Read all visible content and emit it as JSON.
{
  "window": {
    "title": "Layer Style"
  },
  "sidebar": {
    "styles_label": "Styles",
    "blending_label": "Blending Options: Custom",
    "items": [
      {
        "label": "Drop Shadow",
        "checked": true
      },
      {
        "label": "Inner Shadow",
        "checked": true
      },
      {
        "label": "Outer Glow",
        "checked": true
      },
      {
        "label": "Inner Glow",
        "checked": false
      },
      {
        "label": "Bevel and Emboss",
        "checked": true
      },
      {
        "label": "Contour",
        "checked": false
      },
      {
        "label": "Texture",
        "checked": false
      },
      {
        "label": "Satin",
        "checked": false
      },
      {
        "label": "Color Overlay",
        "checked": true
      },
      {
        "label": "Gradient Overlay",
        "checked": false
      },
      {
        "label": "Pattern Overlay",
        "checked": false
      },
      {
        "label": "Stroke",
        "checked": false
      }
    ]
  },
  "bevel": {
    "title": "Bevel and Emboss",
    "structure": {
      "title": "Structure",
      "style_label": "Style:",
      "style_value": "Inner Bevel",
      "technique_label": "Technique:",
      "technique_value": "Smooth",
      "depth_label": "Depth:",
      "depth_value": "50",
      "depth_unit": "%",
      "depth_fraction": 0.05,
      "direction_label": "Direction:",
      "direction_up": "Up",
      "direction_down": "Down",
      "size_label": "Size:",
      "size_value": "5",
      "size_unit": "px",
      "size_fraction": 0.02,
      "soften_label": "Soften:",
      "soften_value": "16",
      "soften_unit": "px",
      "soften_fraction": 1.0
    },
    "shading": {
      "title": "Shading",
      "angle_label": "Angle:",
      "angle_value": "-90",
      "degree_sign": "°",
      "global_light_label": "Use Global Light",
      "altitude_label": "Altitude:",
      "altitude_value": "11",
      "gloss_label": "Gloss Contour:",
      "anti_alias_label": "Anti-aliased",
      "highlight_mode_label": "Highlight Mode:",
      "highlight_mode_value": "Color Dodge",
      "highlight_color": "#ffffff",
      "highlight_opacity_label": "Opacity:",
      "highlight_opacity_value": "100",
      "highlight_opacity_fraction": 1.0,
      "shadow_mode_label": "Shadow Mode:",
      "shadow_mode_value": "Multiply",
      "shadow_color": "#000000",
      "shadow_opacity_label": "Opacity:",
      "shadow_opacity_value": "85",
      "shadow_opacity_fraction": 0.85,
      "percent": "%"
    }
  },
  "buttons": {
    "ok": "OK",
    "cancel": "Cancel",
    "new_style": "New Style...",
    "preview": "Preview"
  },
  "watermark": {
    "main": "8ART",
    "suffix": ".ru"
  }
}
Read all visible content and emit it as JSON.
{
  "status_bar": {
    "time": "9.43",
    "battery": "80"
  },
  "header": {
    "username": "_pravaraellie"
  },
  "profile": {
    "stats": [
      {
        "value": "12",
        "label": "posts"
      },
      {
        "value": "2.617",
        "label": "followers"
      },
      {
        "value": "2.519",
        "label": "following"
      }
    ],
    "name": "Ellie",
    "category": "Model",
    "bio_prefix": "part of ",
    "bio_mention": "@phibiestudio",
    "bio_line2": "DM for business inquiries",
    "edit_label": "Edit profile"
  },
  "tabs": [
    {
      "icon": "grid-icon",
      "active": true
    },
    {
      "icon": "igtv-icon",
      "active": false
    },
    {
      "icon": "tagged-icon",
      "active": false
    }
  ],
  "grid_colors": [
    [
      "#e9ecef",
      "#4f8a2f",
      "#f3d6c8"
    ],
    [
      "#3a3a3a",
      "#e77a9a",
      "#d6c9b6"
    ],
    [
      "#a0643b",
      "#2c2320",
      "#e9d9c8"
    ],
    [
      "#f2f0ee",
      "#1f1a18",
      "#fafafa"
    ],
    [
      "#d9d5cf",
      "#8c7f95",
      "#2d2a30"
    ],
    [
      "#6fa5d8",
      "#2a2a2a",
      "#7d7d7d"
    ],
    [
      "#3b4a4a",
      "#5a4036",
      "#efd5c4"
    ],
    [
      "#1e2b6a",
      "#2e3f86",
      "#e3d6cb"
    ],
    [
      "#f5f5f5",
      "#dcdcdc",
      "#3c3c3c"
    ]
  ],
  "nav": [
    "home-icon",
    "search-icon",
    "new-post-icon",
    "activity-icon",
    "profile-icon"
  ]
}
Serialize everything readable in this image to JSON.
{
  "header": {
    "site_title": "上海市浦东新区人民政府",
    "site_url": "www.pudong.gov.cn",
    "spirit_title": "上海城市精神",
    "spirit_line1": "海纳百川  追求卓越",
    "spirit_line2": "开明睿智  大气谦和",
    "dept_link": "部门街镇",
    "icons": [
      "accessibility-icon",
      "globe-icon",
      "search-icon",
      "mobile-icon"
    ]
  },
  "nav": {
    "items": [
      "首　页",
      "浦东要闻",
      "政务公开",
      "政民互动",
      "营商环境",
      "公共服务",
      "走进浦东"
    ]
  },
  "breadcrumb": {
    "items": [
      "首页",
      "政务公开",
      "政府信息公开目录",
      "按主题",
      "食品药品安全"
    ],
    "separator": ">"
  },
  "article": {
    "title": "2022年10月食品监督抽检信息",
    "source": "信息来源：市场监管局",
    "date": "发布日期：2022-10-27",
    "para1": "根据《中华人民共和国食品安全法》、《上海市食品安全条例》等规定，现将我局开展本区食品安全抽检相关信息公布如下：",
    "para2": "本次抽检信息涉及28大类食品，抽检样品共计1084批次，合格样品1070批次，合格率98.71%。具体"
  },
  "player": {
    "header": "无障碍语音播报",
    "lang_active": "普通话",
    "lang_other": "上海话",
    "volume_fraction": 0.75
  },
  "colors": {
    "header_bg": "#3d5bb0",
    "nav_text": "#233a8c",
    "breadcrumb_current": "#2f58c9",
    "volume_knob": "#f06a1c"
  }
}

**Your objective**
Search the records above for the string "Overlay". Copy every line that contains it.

**Solution to the exercise**
        "label": "Color Overlay",
        "label": "Gradient Overlay",
        "label": "Pattern Overlay",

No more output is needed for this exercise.